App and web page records
-*-
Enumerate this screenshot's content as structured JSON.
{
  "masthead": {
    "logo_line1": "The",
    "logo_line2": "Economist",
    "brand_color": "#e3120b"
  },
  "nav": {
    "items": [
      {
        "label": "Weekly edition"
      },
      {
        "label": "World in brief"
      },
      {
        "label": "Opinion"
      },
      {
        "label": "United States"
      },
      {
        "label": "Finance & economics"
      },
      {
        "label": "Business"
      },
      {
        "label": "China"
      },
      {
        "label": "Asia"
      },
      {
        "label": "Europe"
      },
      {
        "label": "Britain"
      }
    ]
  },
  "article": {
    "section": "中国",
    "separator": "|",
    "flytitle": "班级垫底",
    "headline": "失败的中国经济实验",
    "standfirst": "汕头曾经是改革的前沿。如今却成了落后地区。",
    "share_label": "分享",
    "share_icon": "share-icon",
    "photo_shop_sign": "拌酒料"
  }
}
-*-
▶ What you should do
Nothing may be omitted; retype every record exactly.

▶ Answer
Enumerate this screenshot's content as structured JSON.
{
  "masthead": {
    "logo_line1": "The",
    "logo_line2": "Economist",
    "brand_color": "#e3120b"
  },
  "nav": {
    "items": [
      {
        "label": "Weekly edition"
      },
      {
        "label": "World in brief"
      },
      {
        "label": "Opinion"
      },
      {
        "label": "United States"
      },
      {
        "label": "Finance & economics"
      },
      {
        "label": "Business"
      },
      {
        "label": "China"
      },
      {
        "label": "Asia"
      },
      {
        "label": "Europe"
      },
      {
        "label": "Britain"
      }
    ]
  },
  "article": {
    "section": "中国",
    "separator": "|",
    "flytitle": "班级垫底",
    "headline": "失败的中国经济实验",
    "standfirst": "汕头曾经是改革的前沿。如今却成了落后地区。",
    "share_label": "分享",
    "share_icon": "share-icon",
    "photo_shop_sign": "拌酒料"
  }
}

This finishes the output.